TASK – For the entries that follow, give the number of lines holding the string "Code" and nothing more.
START DATA PROVIDED
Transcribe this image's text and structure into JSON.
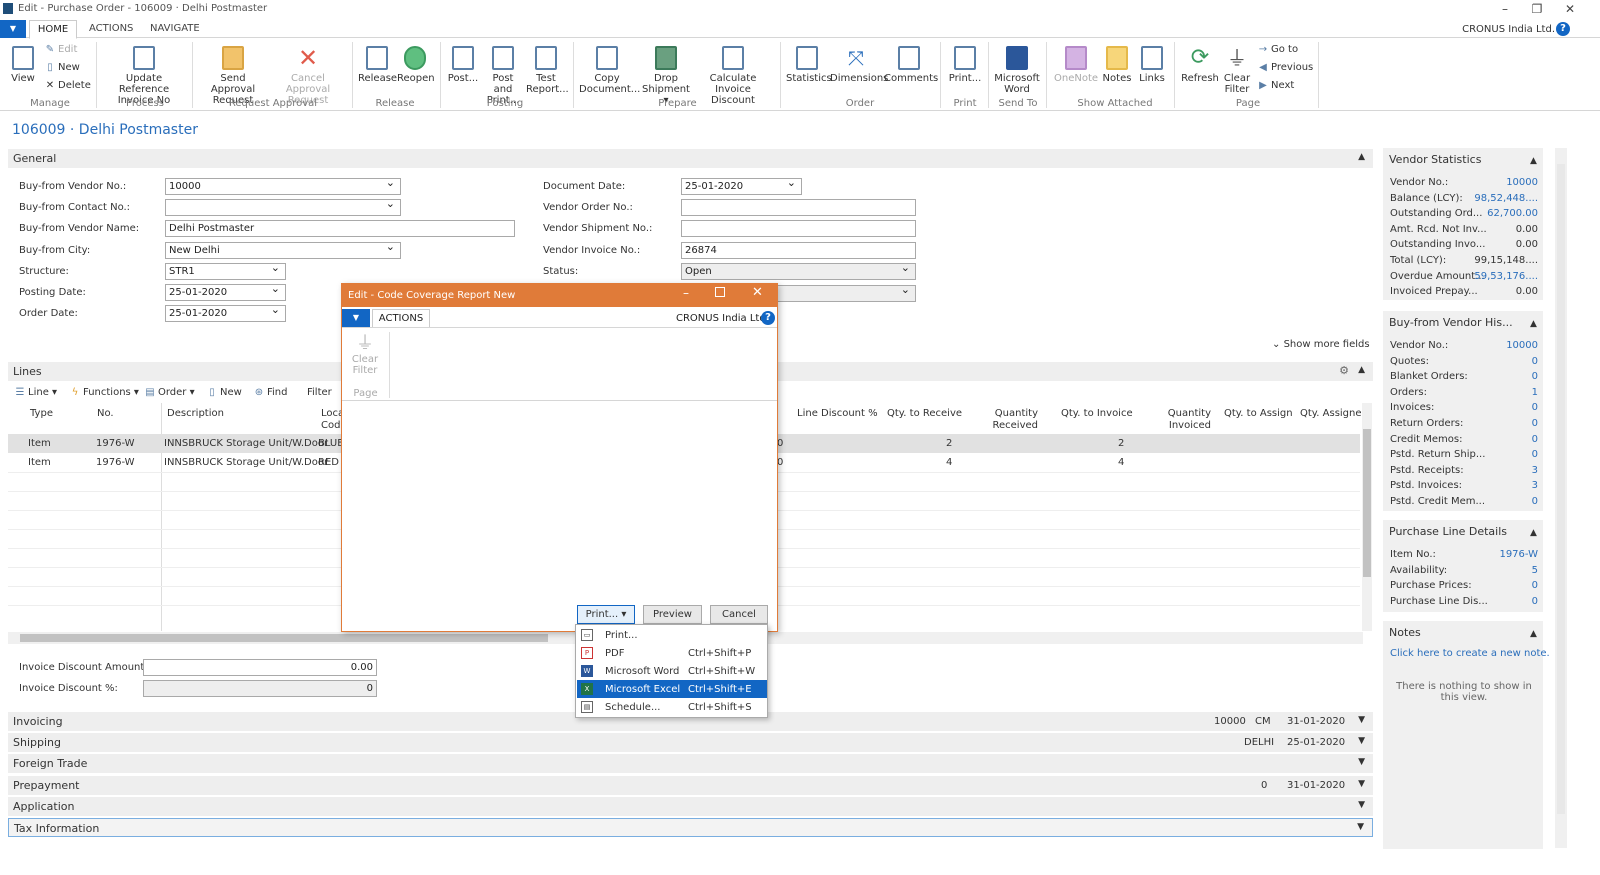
{
  "window": {
    "title": "Edit - Purchase Order - 106009 · Delhi Postmaster",
    "company": "CRONUS India Ltd."
  },
  "tabs": {
    "home": "HOME",
    "actions": "ACTIONS",
    "navigate": "NAVIGATE"
  },
  "ribbon": {
    "view": "View",
    "edit": "Edit",
    "new": "New",
    "delete": "Delete",
    "manage": "Manage",
    "update_ref": "Update Reference Invoice No",
    "process": "Process",
    "send_approval": "Send Approval Request",
    "cancel_approval": "Cancel Approval Request",
    "request_approval": "Request Approval",
    "release": "Release",
    "reopen": "Reopen",
    "release_grp": "Release",
    "post": "Post...",
    "post_print": "Post and Print...",
    "test_report": "Test Report...",
    "posting": "Posting",
    "copy_doc": "Copy Document...",
    "drop_ship": "Drop Shipment ▾",
    "calc_inv": "Calculate Invoice Discount",
    "prepare": "Prepare",
    "statistics": "Statistics",
    "dimensions": "Dimensions",
    "comments": "Comments",
    "order": "Order",
    "print": "Print...",
    "print_grp": "Print",
    "ms_word": "Microsoft Word",
    "send_to": "Send To",
    "onenote": "OneNote",
    "notes": "Notes",
    "links": "Links",
    "show_attached": "Show Attached",
    "refresh": "Refresh",
    "clear_filter": "Clear Filter",
    "goto": "Go to",
    "previous": "Previous",
    "next": "Next",
    "page": "Page"
  },
  "page_title": "106009 · Delhi Postmaster",
  "general": {
    "title": "General",
    "buy_from_vendor_no_lbl": "Buy-from Vendor No.:",
    "buy_from_vendor_no": "10000",
    "buy_from_contact_lbl": "Buy-from Contact No.:",
    "buy_from_contact": "",
    "buy_from_name_lbl": "Buy-from Vendor Name:",
    "buy_from_name": "Delhi Postmaster",
    "buy_from_city_lbl": "Buy-from City:",
    "buy_from_city": "New Delhi",
    "structure_lbl": "Structure:",
    "structure": "STR1",
    "posting_date_lbl": "Posting Date:",
    "posting_date": "25-01-2020",
    "order_date_lbl": "Order Date:",
    "order_date": "25-01-2020",
    "doc_date_lbl": "Document Date:",
    "doc_date": "25-01-2020",
    "vendor_order_lbl": "Vendor Order No.:",
    "vendor_order": "",
    "vendor_ship_lbl": "Vendor Shipment No.:",
    "vendor_ship": "",
    "vendor_inv_lbl": "Vendor Invoice No.:",
    "vendor_inv": "26874",
    "status_lbl": "Status:",
    "status": "Open",
    "show_more": "Show more fields"
  },
  "lines": {
    "title": "Lines",
    "toolbar": {
      "line": "Line ▾",
      "functions": "Functions ▾",
      "order": "Order ▾",
      "new": "New",
      "find": "Find",
      "filter": "Filter"
    },
    "headers": {
      "type": "Type",
      "no": "No.",
      "desc": "Description",
      "loc": "Loca Code",
      "line_disc": "Line Discount %",
      "qty_recv": "Qty. to Receive",
      "qty_received": "Quantity Received",
      "qty_inv": "Qty. to Invoice",
      "qty_invoiced": "Quantity Invoiced",
      "qty_assign": "Qty. to Assign",
      "qty_assigned": "Qty. Assigned"
    },
    "rows": [
      {
        "type": "Item",
        "no": "1976-W",
        "desc": "INNSBRUCK Storage Unit/W.Door",
        "loc": "BLUE",
        "x": "0",
        "qty_recv": "2",
        "qty_inv": "2"
      },
      {
        "type": "Item",
        "no": "1976-W",
        "desc": "INNSBRUCK Storage Unit/W.Door",
        "loc": "RED",
        "x": "0",
        "qty_recv": "4",
        "qty_inv": "4"
      }
    ]
  },
  "totals": {
    "inv_disc_amt_lbl": "Invoice Discount Amount:",
    "inv_disc_amt": "0.00",
    "inv_disc_pct_lbl": "Invoice Discount %:",
    "inv_disc_pct": "0"
  },
  "fasttabs": {
    "invoicing": "Invoicing",
    "inv_s1": "10000",
    "inv_s2": "CM",
    "inv_s3": "31-01-2020",
    "shipping": "Shipping",
    "ship_s1": "DELHI",
    "ship_s2": "25-01-2020",
    "foreign": "Foreign Trade",
    "prepayment": "Prepayment",
    "pre_s1": "0",
    "pre_s2": "31-01-2020",
    "application": "Application",
    "tax": "Tax Information"
  },
  "factbox": {
    "vendor_stats": {
      "title": "Vendor Statistics",
      "items": [
        {
          "l": "Vendor No.:",
          "v": "10000"
        },
        {
          "l": "Balance (LCY):",
          "v": "98,52,448...."
        },
        {
          "l": "Outstanding Ord...",
          "v": "62,700.00"
        },
        {
          "l": "Amt. Rcd. Not Inv...",
          "v": "0.00"
        },
        {
          "l": "Outstanding Invo...",
          "v": "0.00"
        },
        {
          "l": "Total (LCY):",
          "v": "99,15,148...."
        },
        {
          "l": "Overdue Amount...",
          "v": "59,53,176...."
        },
        {
          "l": "Invoiced Prepay...",
          "v": "0.00"
        }
      ]
    },
    "vendor_hist": {
      "title": "Buy-from Vendor His...",
      "items": [
        {
          "l": "Vendor No.:",
          "v": "10000"
        },
        {
          "l": "Quotes:",
          "v": "0"
        },
        {
          "l": "Blanket Orders:",
          "v": "0"
        },
        {
          "l": "Orders:",
          "v": "1"
        },
        {
          "l": "Invoices:",
          "v": "0"
        },
        {
          "l": "Return Orders:",
          "v": "0"
        },
        {
          "l": "Credit Memos:",
          "v": "0"
        },
        {
          "l": "Pstd. Return Ship...",
          "v": "0"
        },
        {
          "l": "Pstd. Receipts:",
          "v": "3"
        },
        {
          "l": "Pstd. Invoices:",
          "v": "3"
        },
        {
          "l": "Pstd. Credit Mem...",
          "v": "0"
        }
      ]
    },
    "pl_details": {
      "title": "Purchase Line Details",
      "items": [
        {
          "l": "Item No.:",
          "v": "1976-W"
        },
        {
          "l": "Availability:",
          "v": "5"
        },
        {
          "l": "Purchase Prices:",
          "v": "0"
        },
        {
          "l": "Purchase Line Dis...",
          "v": "0"
        }
      ]
    },
    "notes": {
      "title": "Notes",
      "link": "Click here to create a new note.",
      "empty": "There is nothing to show in this view."
    }
  },
  "dialog": {
    "title": "Edit - Code Coverage Report New",
    "tab": "ACTIONS",
    "company": "CRONUS India Ltd.",
    "clear_filter": "Clear Filter",
    "page": "Page",
    "print_btn": "Print... ▾",
    "preview_btn": "Preview",
    "cancel_btn": "Cancel",
    "menu": [
      {
        "t": "Print...",
        "k": ""
      },
      {
        "t": "PDF",
        "k": "Ctrl+Shift+P"
      },
      {
        "t": "Microsoft Word",
        "k": "Ctrl+Shift+W"
      },
      {
        "t": "Microsoft Excel",
        "k": "Ctrl+Shift+E"
      },
      {
        "t": "Schedule...",
        "k": "Ctrl+Shift+S"
      }
    ]
  }
}
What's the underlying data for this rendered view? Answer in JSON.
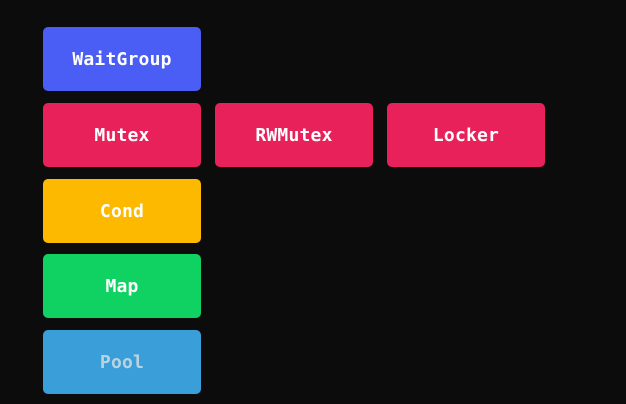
{
  "boxes": {
    "waitgroup": {
      "label": "WaitGroup",
      "color": "#4a5df5",
      "text_color": "#ffffff"
    },
    "mutex": {
      "label": "Mutex",
      "color": "#e8215b",
      "text_color": "#ffffff"
    },
    "rwmutex": {
      "label": "RWMutex",
      "color": "#e8215b",
      "text_color": "#ffffff"
    },
    "locker": {
      "label": "Locker",
      "color": "#e8215b",
      "text_color": "#ffffff"
    },
    "cond": {
      "label": "Cond",
      "color": "#fdb900",
      "text_color": "#ffffff"
    },
    "map": {
      "label": "Map",
      "color": "#10d262",
      "text_color": "#ffffff"
    },
    "pool": {
      "label": "Pool",
      "color": "#3a9ed8",
      "text_color": "#b9d3e2"
    }
  },
  "background": "#0c0c0c"
}
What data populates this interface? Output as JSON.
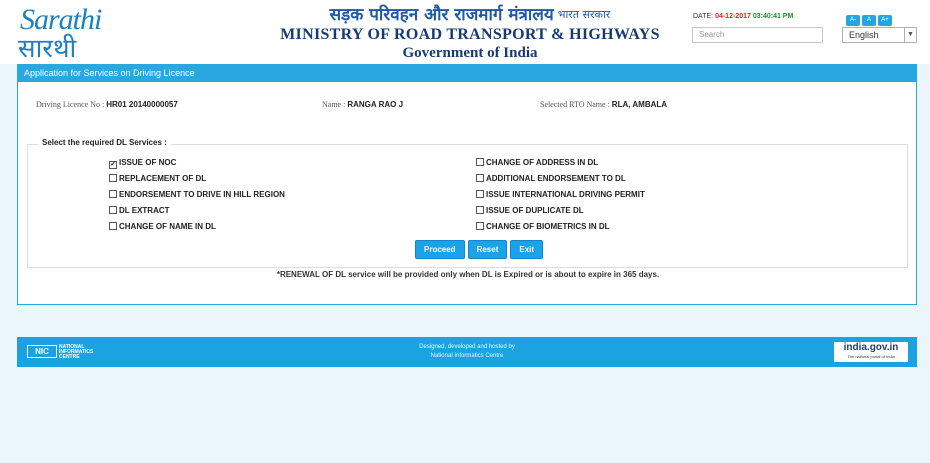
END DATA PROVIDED
TASK SOLUTION – 2